Bodies in Flight - A Personalised Context
Reflecting upon the last decade or so is a curious activity. It is strange to be looking back when in so many other ways I am looking forwards.
The pleasure taken in having time to research, to consider, to reflect upon.
For a maker of and lover of maps and mapping, a tracer of lines of flight, it is suddenly very difficult to know which way to MOVE - how to step forward.
To begin writing from the works themselves is perhaps the logical place (to start from, out of, around) and yet I resist this. There seem a thousand places to begin, although I am reluctant to start from a centre (I'm much more comfortable on the periphery). To focus upon a beginning whilst all the time I am looking for where that might take me, rather than where I am right now. This is more than a little ironic when so much of what fascinates me is bound up in the present, in the presence of and how to best re-present (read re-invent) the live event, or more appropriately a trace of the experience of the live event. This live event that has always been at the heart of our work, its very body and soul.
But, of course, the process is more complex, more demanding than that. To write about the very nature of the work, how the work was made, the methodology, the long-term collaboration between Simon and myself, and the series of constantly evolving and forever changing collaborations. To collaborate, the particular challenges of collaboration - to work with the enemy.  There seems to be another almost unspoken connotation here too - you collaborate only if you don't, the implication sometimes being, can't, make individual/solo work. Collaboration itself as the other 'other'!

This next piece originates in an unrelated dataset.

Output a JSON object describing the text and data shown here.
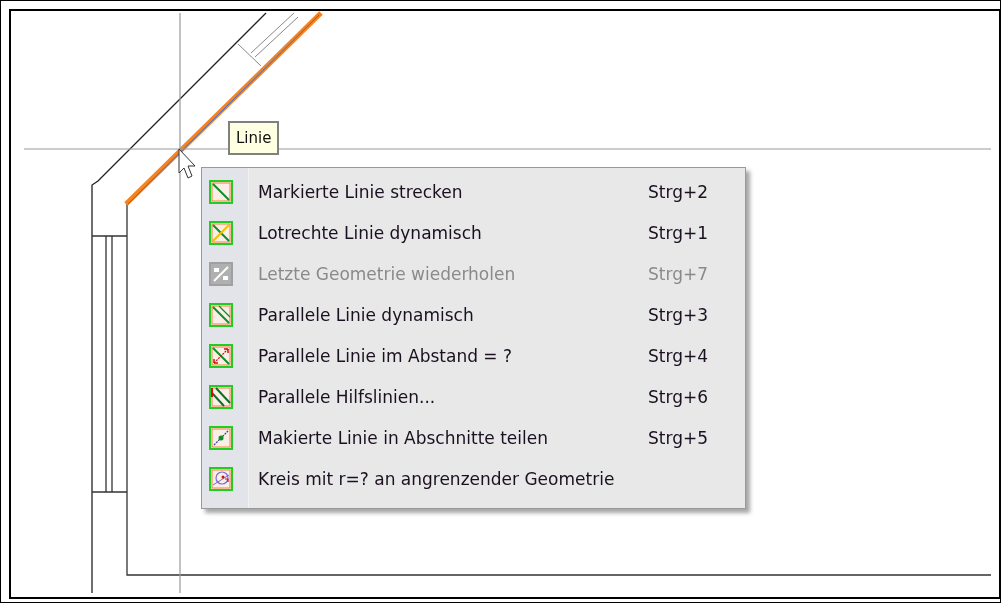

To write and yet I work with a writer. I name myself as a choreographer. I have found my own texts. Developed my own language(s), writing with and through bodies and had sublime and deeply meaningful conversations about and around the works with those nearest and dearest, family, friends, colleagues, most of whom are not mentioned in our list of collaborators.
The aim of this writing, in part at least, is to reflect upon a substantial body of works and experiences. I have just begun to read (and Simon has begun to read to me) parts of the texts from the 'old shows'. I didn't reciprocate by dancing the moves although I can feel them intrinsically. Those words, those actions are still so familiar, so memorable; they remain somewhere deep and resonate in profound ways. I want to write something about performance that finds a way of foregrounding the practice, the experience, in the same way that action research (in-depth accounts of lived experience) seems to be accepted in the cultural studies and sociological realms. I want to try and find a way to hold on to the integrity and vitality of the empirical.
This CD-Rom is a very different space. Who is this for? Why this format? How can it satisfy all the interested parties? For years we struggled with categorizations and definitions - we were and are always neither wholly one thing nor the other. Now maybe things have changed in the cultural world around us, or maybe we care less or have become more aware of the comfort of being discovered on the edges. For over a decade we have been collaborating across regions, across Higher Educational institutions, across and out of disciplines, trying to find flights through. Funded from disparate sources, both a reflection upon and a dissemination of our work as a whole, this CD-Rom has to straddle different avenues, to cross discrete borders and to function somehow as a passport to different communities in a virtual world.
Here is an opportunity to re-present, even re-invent the body of work. To make (her)story alongside his and their momentary and fragmented stories. To contribute to a history that ‘is neither a perpetual novelty, nor a perpetual repetition, but the unique movement which creates stable forms and breaks them up’. 
Sara Giddens - July 2001
Originally published in Flesh & Text, a CD-ROM document by Bodies in Flight. 
All images by Ed. Dimsdale except Littluns Wake (Times Higher)
Flesh & Text is available from bodiesinflight.com priced at £12
Also of interest : Josephine Machon's Review (Re)Presenting Flesh and Text - where flesh utters and words move -
 Oxford English Dictionary.
 Merleau-Ponty, Maurice. Phenomenology of Perception. Trans. Colin Smith. London: Routledge, 1962: 88.
 Giddens, Sara & Jones, Simon. Flesh & Text – a document by bodies in flight. Nottingham: Far Ahead Publications, November 2001. CD ROM
Sara Giddens is choreographer and co-director, alongside writer Simon Jones, of Bodies in Flight. Her research explores the body’s live presence in relation to site, text, sound and video; challenging conventions of linear narrative and transgressing traditional forms of representation.